• What you will do: Please count, in the material below, each line containing "Account", and report only the number.

• Supplied records:
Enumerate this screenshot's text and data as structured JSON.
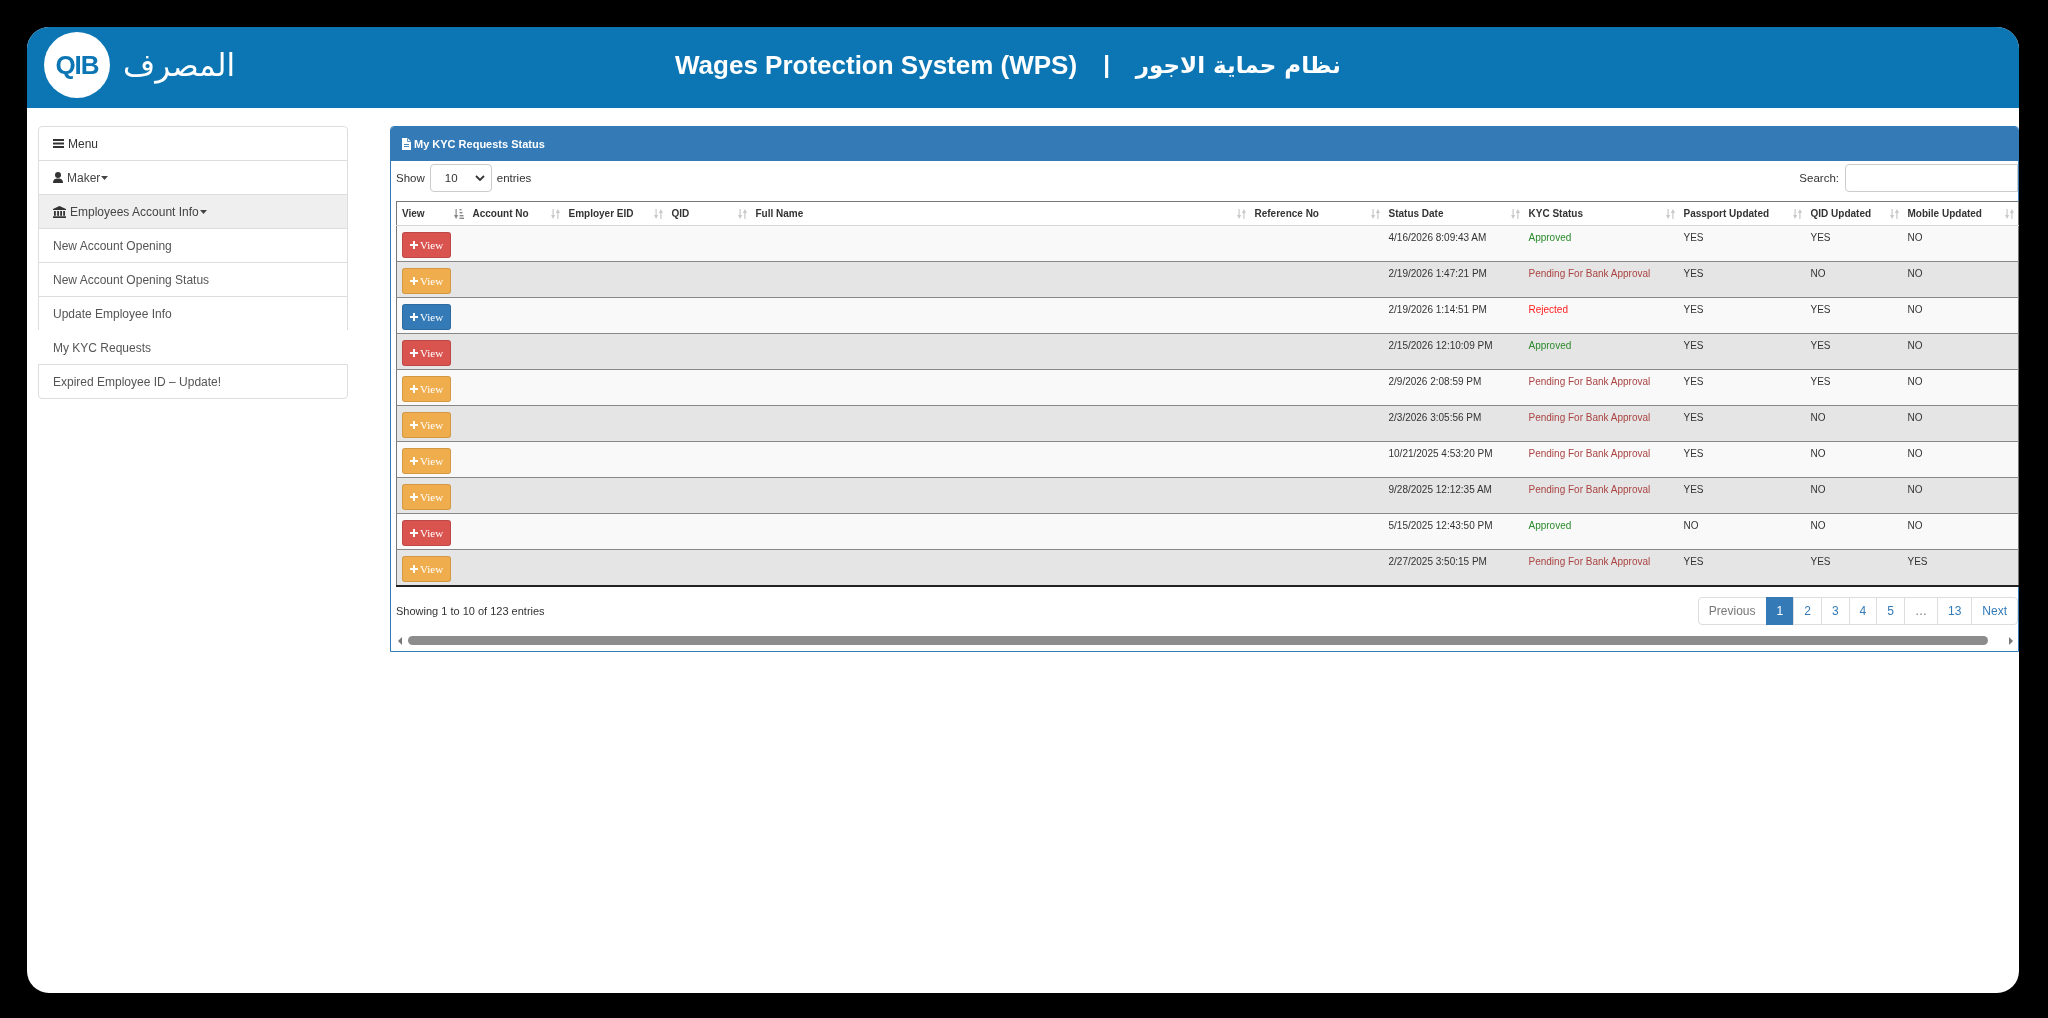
{
  "header": {
    "logo": {
      "mark": "QIB",
      "wordmark": "المصرف"
    },
    "title": "Wages Protection System (WPS)",
    "separator": "|",
    "title_arabic": "نظام حماية الاجور"
  },
  "sidebar": {
    "items": [
      {
        "kind": "heading",
        "label": "Menu"
      },
      {
        "kind": "dropdown",
        "label": "Maker",
        "expanded": false
      },
      {
        "kind": "dropdown",
        "label": "Employees Account Info",
        "expanded": true,
        "children": [
          {
            "label": "New Account Opening",
            "selected": false
          },
          {
            "label": "New Account Opening Status",
            "selected": false
          },
          {
            "label": "Update Employee Info",
            "selected": false
          },
          {
            "label": "My KYC Requests",
            "selected": true
          },
          {
            "label": "Expired Employee ID – Update!",
            "selected": false
          }
        ]
      }
    ]
  },
  "panel": {
    "title": "My KYC Requests Status",
    "length_menu": {
      "label_before": "Show",
      "value": "10",
      "label_after": "entries"
    },
    "search": {
      "label": "Search:"
    },
    "table": {
      "columns": [
        {
          "label": "View",
          "sorted": true
        },
        {
          "label": "Account No",
          "sorted": false
        },
        {
          "label": "Employer EID",
          "sorted": false
        },
        {
          "label": "QID",
          "sorted": false
        },
        {
          "label": "Full Name",
          "sorted": false
        },
        {
          "label": "Reference No",
          "sorted": false
        },
        {
          "label": "Status Date",
          "sorted": false
        },
        {
          "label": "KYC Status",
          "sorted": false
        },
        {
          "label": "Passport Updated",
          "sorted": false
        },
        {
          "label": "QID Updated",
          "sorted": false
        },
        {
          "label": "Mobile Updated",
          "sorted": false
        }
      ],
      "rows": [
        {
          "button": {
            "label": "View",
            "color": "#d9534f"
          },
          "status_date": "4/16/2026 8:09:43 AM",
          "kyc_status": {
            "text": "Approved",
            "color": "#2b8a2b"
          },
          "passport_updated": "YES",
          "qid_updated": "YES",
          "mobile_updated": "NO"
        },
        {
          "button": {
            "label": "View",
            "color": "#f0ad4e"
          },
          "status_date": "2/19/2026 1:47:21 PM",
          "kyc_status": {
            "text": "Pending For Bank Approval",
            "color": "#a94442"
          },
          "passport_updated": "YES",
          "qid_updated": "NO",
          "mobile_updated": "NO"
        },
        {
          "button": {
            "label": "View",
            "color": "#337ab7"
          },
          "status_date": "2/19/2026 1:14:51 PM",
          "kyc_status": {
            "text": "Rejected",
            "color": "#ff2020"
          },
          "passport_updated": "YES",
          "qid_updated": "YES",
          "mobile_updated": "NO"
        },
        {
          "button": {
            "label": "View",
            "color": "#d9534f"
          },
          "status_date": "2/15/2026 12:10:09 PM",
          "kyc_status": {
            "text": "Approved",
            "color": "#2b8a2b"
          },
          "passport_updated": "YES",
          "qid_updated": "YES",
          "mobile_updated": "NO"
        },
        {
          "button": {
            "label": "View",
            "color": "#f0ad4e"
          },
          "status_date": "2/9/2026 2:08:59 PM",
          "kyc_status": {
            "text": "Pending For Bank Approval",
            "color": "#a94442"
          },
          "passport_updated": "YES",
          "qid_updated": "YES",
          "mobile_updated": "NO"
        },
        {
          "button": {
            "label": "View",
            "color": "#f0ad4e"
          },
          "status_date": "2/3/2026 3:05:56 PM",
          "kyc_status": {
            "text": "Pending For Bank Approval",
            "color": "#a94442"
          },
          "passport_updated": "YES",
          "qid_updated": "NO",
          "mobile_updated": "NO"
        },
        {
          "button": {
            "label": "View",
            "color": "#f0ad4e"
          },
          "status_date": "10/21/2025 4:53:20 PM",
          "kyc_status": {
            "text": "Pending For Bank Approval",
            "color": "#a94442"
          },
          "passport_updated": "YES",
          "qid_updated": "NO",
          "mobile_updated": "NO"
        },
        {
          "button": {
            "label": "View",
            "color": "#f0ad4e"
          },
          "status_date": "9/28/2025 12:12:35 AM",
          "kyc_status": {
            "text": "Pending For Bank Approval",
            "color": "#a94442"
          },
          "passport_updated": "YES",
          "qid_updated": "NO",
          "mobile_updated": "NO"
        },
        {
          "button": {
            "label": "View",
            "color": "#d9534f"
          },
          "status_date": "5/15/2025 12:43:50 PM",
          "kyc_status": {
            "text": "Approved",
            "color": "#2b8a2b"
          },
          "passport_updated": "NO",
          "qid_updated": "NO",
          "mobile_updated": "NO"
        },
        {
          "button": {
            "label": "View",
            "color": "#f0ad4e"
          },
          "status_date": "2/27/2025 3:50:15 PM",
          "kyc_status": {
            "text": "Pending For Bank Approval",
            "color": "#a94442"
          },
          "passport_updated": "YES",
          "qid_updated": "YES",
          "mobile_updated": "YES"
        }
      ]
    },
    "info": "Showing 1 to 10 of 123 entries",
    "pagination": [
      {
        "label": "Previous",
        "selected": false,
        "disabled": true
      },
      {
        "label": "1",
        "selected": true,
        "disabled": false
      },
      {
        "label": "2",
        "selected": false,
        "disabled": false
      },
      {
        "label": "3",
        "selected": false,
        "disabled": false
      },
      {
        "label": "4",
        "selected": false,
        "disabled": false
      },
      {
        "label": "5",
        "selected": false,
        "disabled": false
      },
      {
        "label": "…",
        "selected": false,
        "disabled": true
      },
      {
        "label": "13",
        "selected": false,
        "disabled": false
      },
      {
        "label": "Next",
        "selected": false,
        "disabled": false
      }
    ]
  }
}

• Response area: 4